What the task asks ▸
Where in the data below does the word "title" appear? Copy every line that has it.
*** Data for this exercise Section Begins ***
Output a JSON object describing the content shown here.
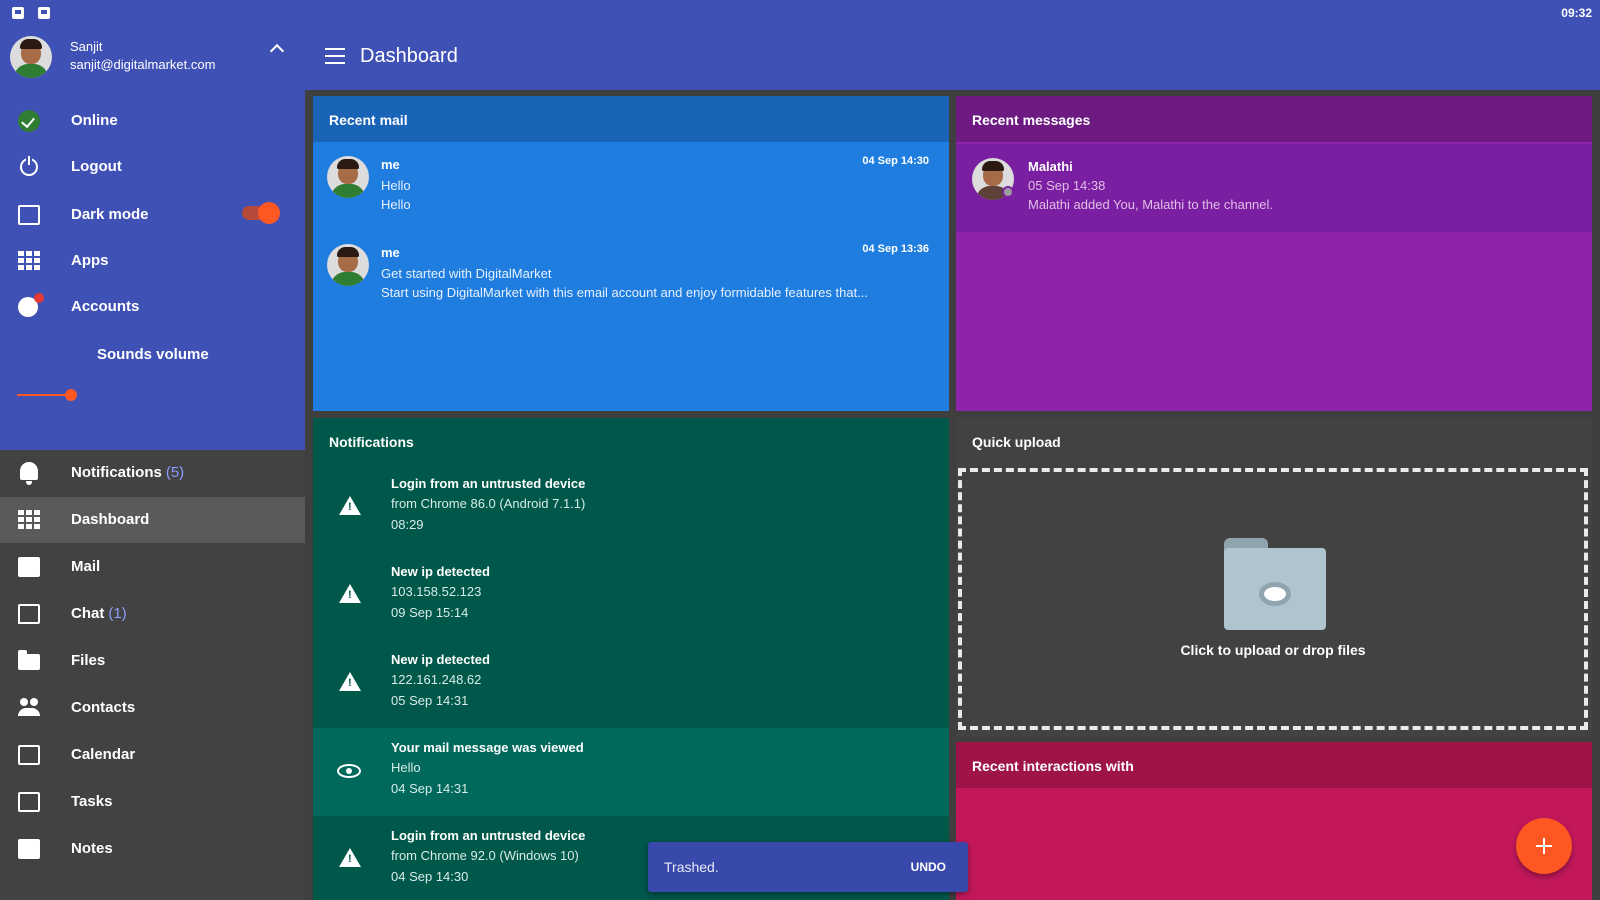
{
  "status_bar": {
    "time": "09:32"
  },
  "app_bar": {
    "title": "Dashboard"
  },
  "account": {
    "name": "Sanjit",
    "email": "sanjit@digitalmarket.com"
  },
  "drawer_top": {
    "items": [
      {
        "label": "Online",
        "icon": "check-circle-icon"
      },
      {
        "label": "Logout",
        "icon": "power-icon"
      },
      {
        "label": "Dark mode",
        "icon": "display-icon",
        "toggle_on": true
      },
      {
        "label": "Apps",
        "icon": "apps-grid-icon"
      },
      {
        "label": "Accounts",
        "icon": "accounts-icon"
      }
    ],
    "sounds_volume_label": "Sounds volume",
    "sounds_volume_value": 0.2
  },
  "nav": {
    "items": [
      {
        "label": "Notifications",
        "count": "(5)",
        "icon": "bell-icon"
      },
      {
        "label": "Dashboard",
        "icon": "dashboard-icon",
        "active": true
      },
      {
        "label": "Mail",
        "icon": "mail-icon"
      },
      {
        "label": "Chat",
        "count": "(1)",
        "icon": "chat-icon"
      },
      {
        "label": "Files",
        "icon": "folder-icon"
      },
      {
        "label": "Contacts",
        "icon": "contacts-icon"
      },
      {
        "label": "Calendar",
        "icon": "calendar-icon"
      },
      {
        "label": "Tasks",
        "icon": "tasks-icon"
      },
      {
        "label": "Notes",
        "icon": "notes-icon"
      }
    ]
  },
  "recent_mail": {
    "title": "Recent mail",
    "items": [
      {
        "from": "me",
        "date": "04 Sep 14:30",
        "line1": "Hello",
        "line2": "Hello"
      },
      {
        "from": "me",
        "date": "04 Sep 13:36",
        "line1": "Get started with DigitalMarket",
        "line2": "Start using DigitalMarket with this email account and enjoy formidable features that..."
      }
    ]
  },
  "recent_messages": {
    "title": "Recent messages",
    "items": [
      {
        "name": "Malathi",
        "date": "05 Sep 14:38",
        "text": "Malathi added You, Malathi to the channel."
      }
    ]
  },
  "notifications": {
    "title": "Notifications",
    "items": [
      {
        "title": "Login from an untrusted device",
        "sub": "from Chrome 86.0 (Android 7.1.1)",
        "time": "08:29",
        "icon": "warning-icon"
      },
      {
        "title": "New ip detected",
        "sub": "103.158.52.123",
        "time": "09 Sep 15:14",
        "icon": "warning-icon"
      },
      {
        "title": "New ip detected",
        "sub": "122.161.248.62",
        "time": "05 Sep 14:31",
        "icon": "warning-icon"
      },
      {
        "title": "Your mail message was viewed",
        "sub": "Hello",
        "time": "04 Sep 14:31",
        "icon": "eye-icon"
      },
      {
        "title": "Login from an untrusted device",
        "sub": "from Chrome 92.0 (Windows 10)",
        "time": "04 Sep 14:30",
        "icon": "warning-icon"
      }
    ]
  },
  "quick_upload": {
    "title": "Quick upload",
    "drop_text": "Click to upload or drop files"
  },
  "recent_interactions": {
    "title": "Recent interactions with"
  },
  "snackbar": {
    "text": "Trashed.",
    "action": "UNDO"
  },
  "colors": {
    "primary": "#3f51b5",
    "accent": "#ff5722",
    "mail": "#1e7ddf",
    "messages": "#8e24aa",
    "notifications": "#00584a",
    "interactions": "#c2185b"
  }
}
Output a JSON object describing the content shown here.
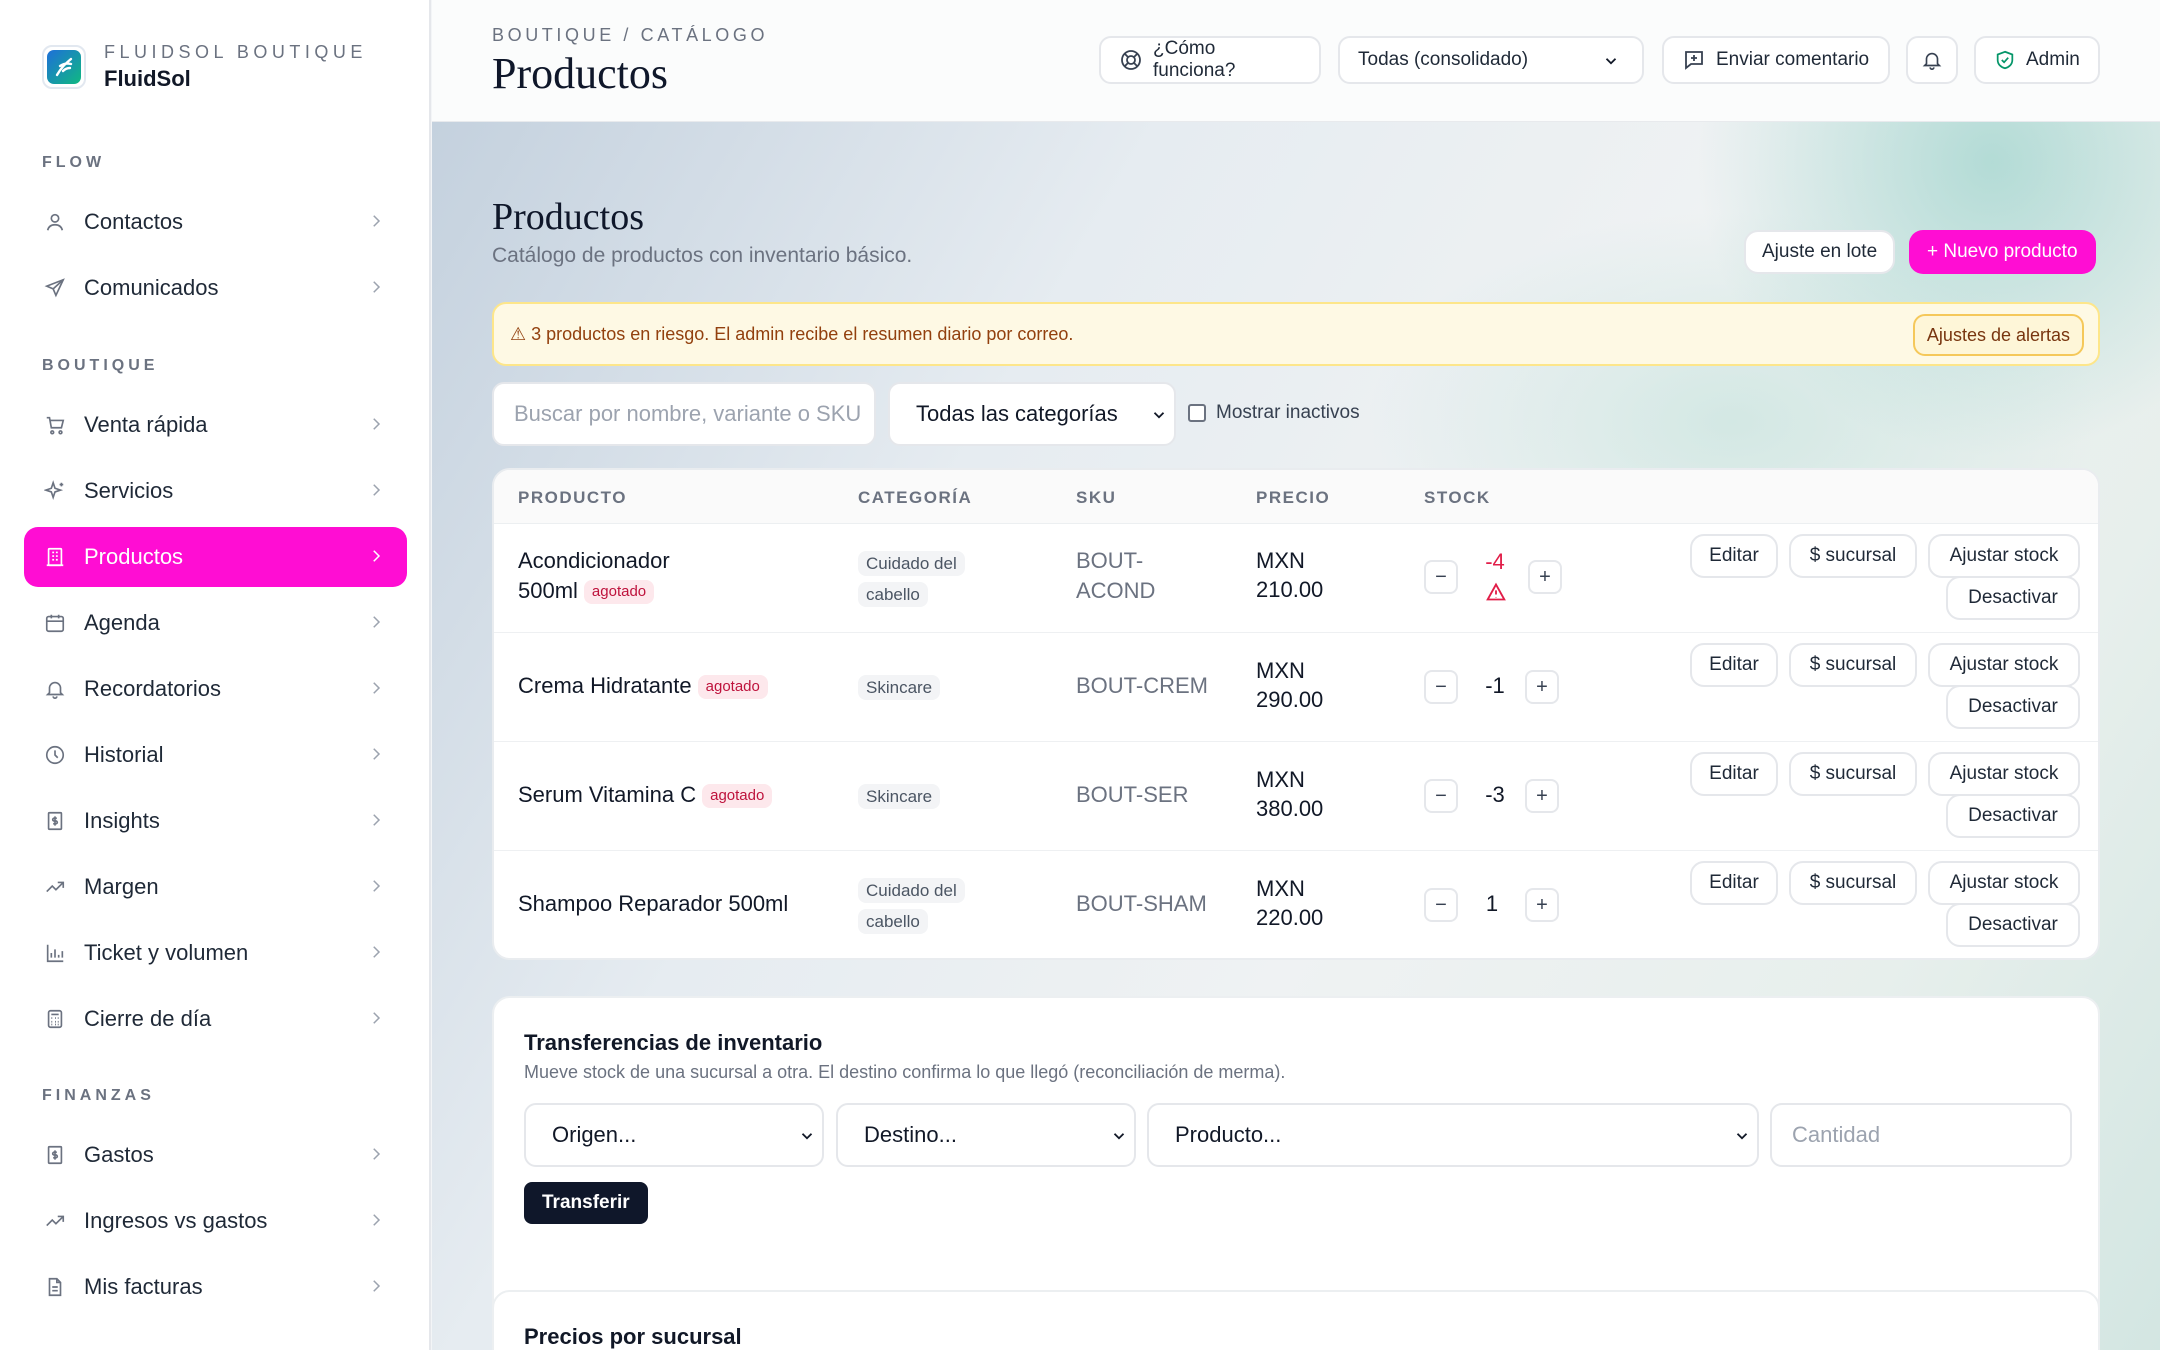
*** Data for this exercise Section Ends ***
Expected output ▸
    "title": "Dashboard"
    "title": "Recent mail",
    "title": "Recent messages",
    "title": "Notifications",
        "title": "Login from an untrusted device",
        "title": "New ip detected",
        "title": "New ip detected",
        "title": "Your mail message was viewed",
        "title": "Login from an untrusted device",
    "title": "Quick upload",
    "title": "Recent interactions with"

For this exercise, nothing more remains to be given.